Rounding out the Dollars trilogy — also known as the Man With No Name trilogy — The Good, the Bad, and the Ugly is a thrilling conclusion to these loosely connected stories and is truly a perfect film.
While A Fistful of Dollars and For a Few Dollars More are more concise and smaller in scope, this third installment is a sprawling epic. The Good, the Bad, and the Ugly is far more elaborate than its predecessors, spanning multiple locations and making the most of a two-and-a-half-hour runtime.
This Clint Eastwood movie is essentially a prequel to the other two films in the trilogy. Here, Eastwood plays Blondie, a typically cool and charismatic bounty hunter, and the titular “good.” He befriends “the ugly” Tuco (Eli Wallach) after a chance encounter leaves the pair with two halves of a piece of valuable information — the location of $200,000 worth of gold.
Their journey sees them cross paths with “the bad”, a vicious man known as Sentenza (Lee Van Cleef), who from the very first scene is framed as the movie villain. He begins the film by slaying a man and his family in their home, and continues to feed his cruel bloodlust henceforth.
The dynamic between the three actors throughout is electric. Eastwood is typically sharp-witted and delivers every line with that gravelly bravado we have come to expect. But in many ways, Wallach and Van Cleef outshine the starring man here.

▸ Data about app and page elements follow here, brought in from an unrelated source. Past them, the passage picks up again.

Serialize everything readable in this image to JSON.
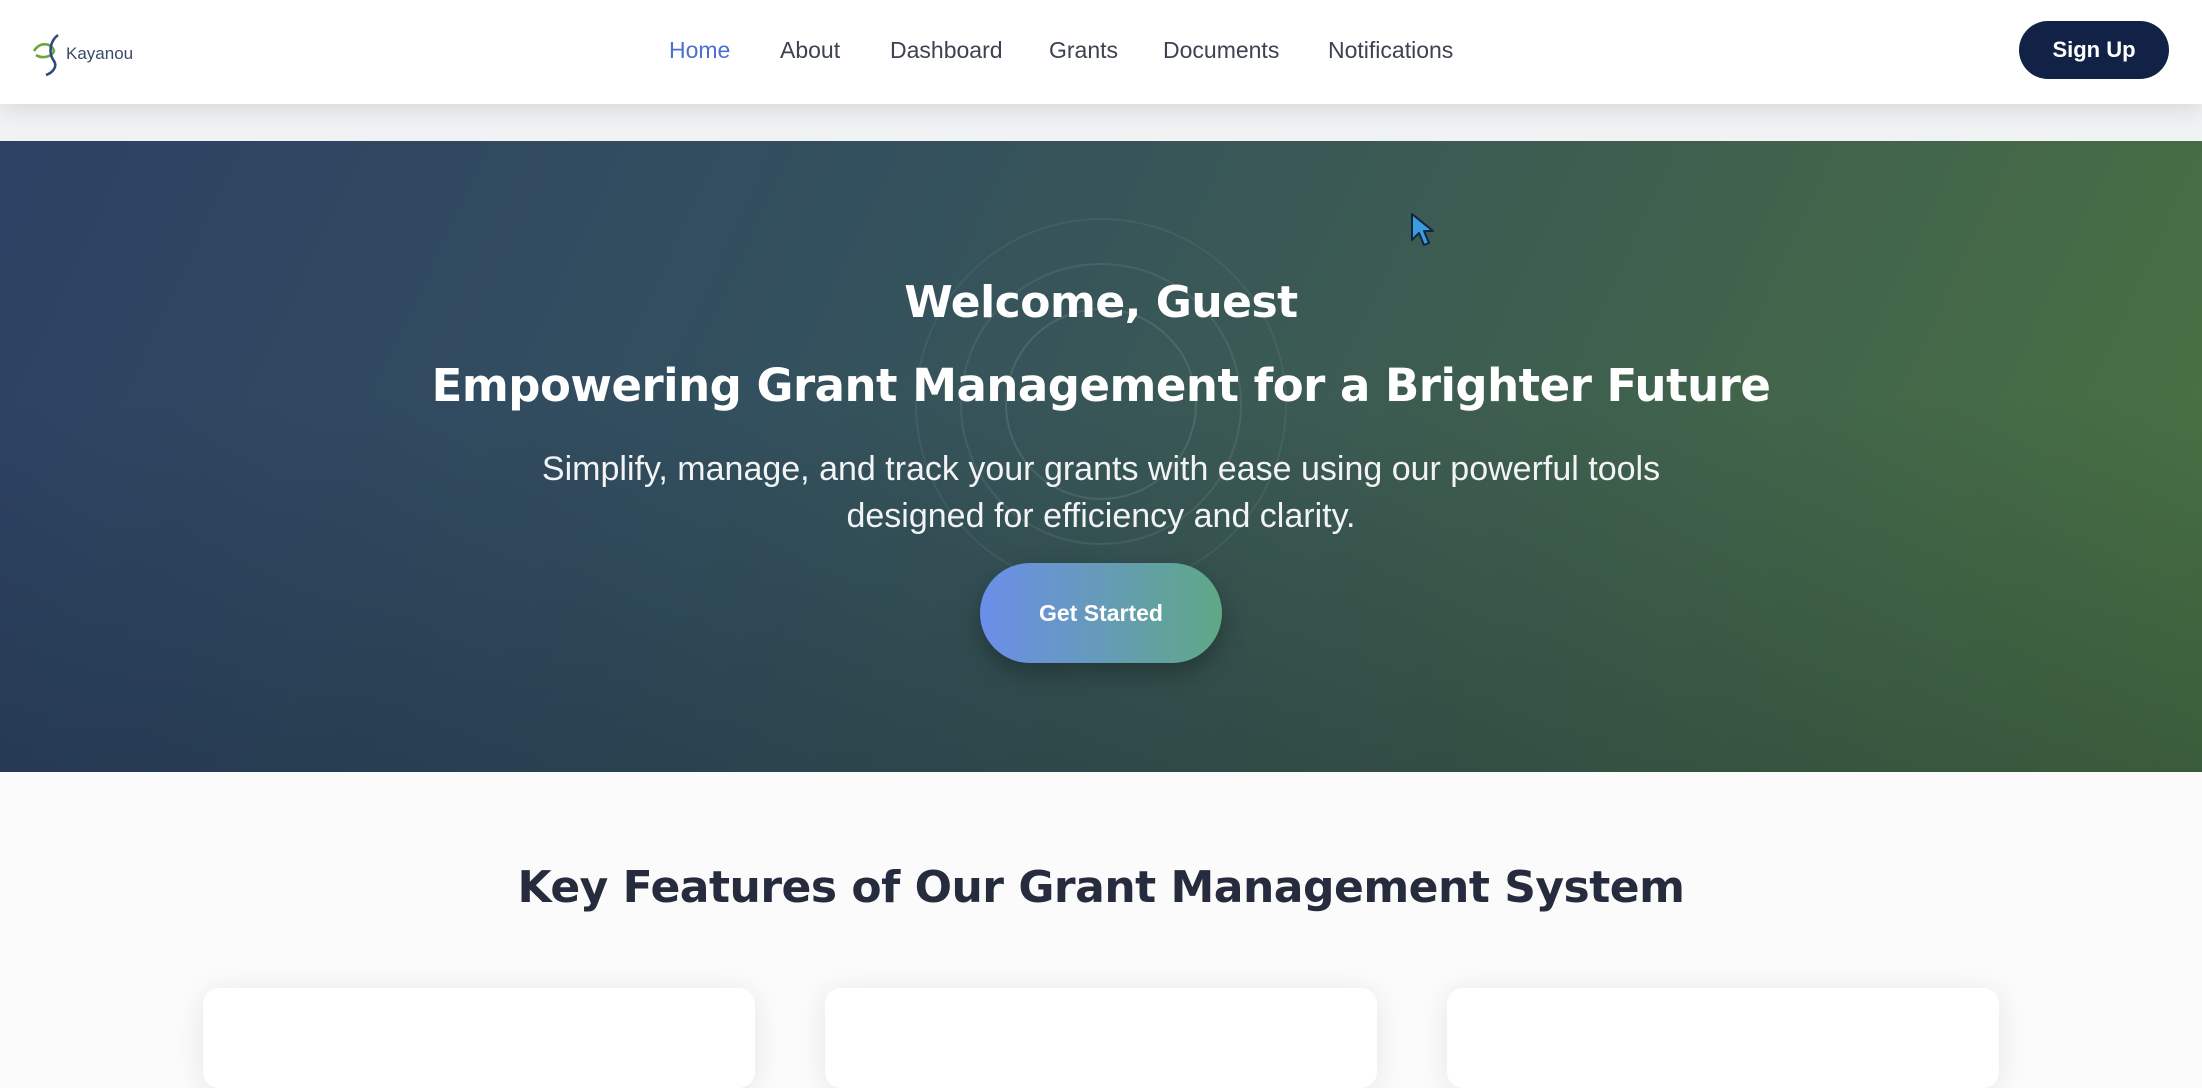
{
  "brand": {
    "logo_text": "Kayanou"
  },
  "nav": {
    "links": [
      {
        "label": "Home",
        "active": true
      },
      {
        "label": "About"
      },
      {
        "label": "Dashboard"
      },
      {
        "label": "Grants"
      },
      {
        "label": "Documents"
      },
      {
        "label": "Notifications"
      }
    ],
    "signup_label": "Sign Up"
  },
  "hero": {
    "welcome": "Welcome, Guest",
    "tagline": "Empowering Grant Management for a Brighter Future",
    "subtitle": "Simplify, manage, and track your grants with ease using our powerful tools designed for efficiency and clarity.",
    "cta_label": "Get Started"
  },
  "features": {
    "title": "Key Features of Our Grant Management System",
    "cards": [
      {},
      {},
      {}
    ]
  },
  "colors": {
    "nav_active": "#4f6fd0",
    "signup_bg": "#112246",
    "hero_start": "#2d4164",
    "hero_end": "#4a7441",
    "cta_start": "#6b8eea",
    "cta_end": "#5fa886"
  }
}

Van Cleef played the far more benevolent Douglas Mortimer in For a Few Dollars More, but he really thrives playing a more despicable man in this outing. He brings a formidable gravitas to the role of Sentenza and becomes a bad guy we love to hate. Meanwhile, Wallach brings a wild energy to Tuco, a man whose desperate and erratic nature has a certain endearing quality.
The story is not an overly-complicated one. Three men want some treasure and will do anything to get their hands on it. It’s a story we’ve seen before and will see again. But it’s these incredibly rich characters that imbue the narrative with pure magic. That said, there are a couple of genius plot twists along the way to keep us on our toes, too.
What really enhances this picture and makes it deserving of its place among the best of the best, though, is in its technical features. From the moment the opening credits roll, you simply know you are about to witness a masterpiece. This thriller movie may be approaching 60 years old, but it’s still oozing with style and panache.
The cinematography of Tonino Delli Colli — under the expert direction of the legendary Sergio Leone — is sublime. Incredible shot composition throughout utilizes doorways and windows, stunning vistas, and invasive close-ups to create picture-perfect frames. Of course, it helps when the production design is firing on all cylinders, too, with impeccable costume and set design elevating every moment.
One of the most enduring facets of this flawless film, however, is the score. Ennio Morricone constructs a haunting choir of human vocals, flutes, and an odd instrument known as an ocarina. Intentionally animalistic and relentlessly vigorous, the score is undoubtedly among the finest ever put to film and perfectly captures the spirit of this frenetic adventure movie.
The music reaches a stunning crescendo as Tuco searches the graveyard for his buried treasure, and the camera spirals out of control. Then, as the three men converge on the coveted X that marks the spot, we witness one of the most iconic scenes in cinematic history: the standoff. Here, the rousing score combines with dynamic shot composition, steely performances, and slick editing to provide a captivating finale.
If we could give a film six stars, The Good, the Bad, and the Ugly would be more than deserving. Alas, numbers don’t work that way, not even for Clint Eastwood.
For more from the man himself, here’s a story about how Clint Eastwood refused to leave a movie set that was on fire, and you can find out how Clint Eastwood and Spike Lee’s feud was settled at a basketball game. Alternatively, look ahead to all the new movies on the way this year.
The Good, the Bad, and the Ugly review
A Clint Eastwood classic which is more than deserving of the decades-long hype it has been given.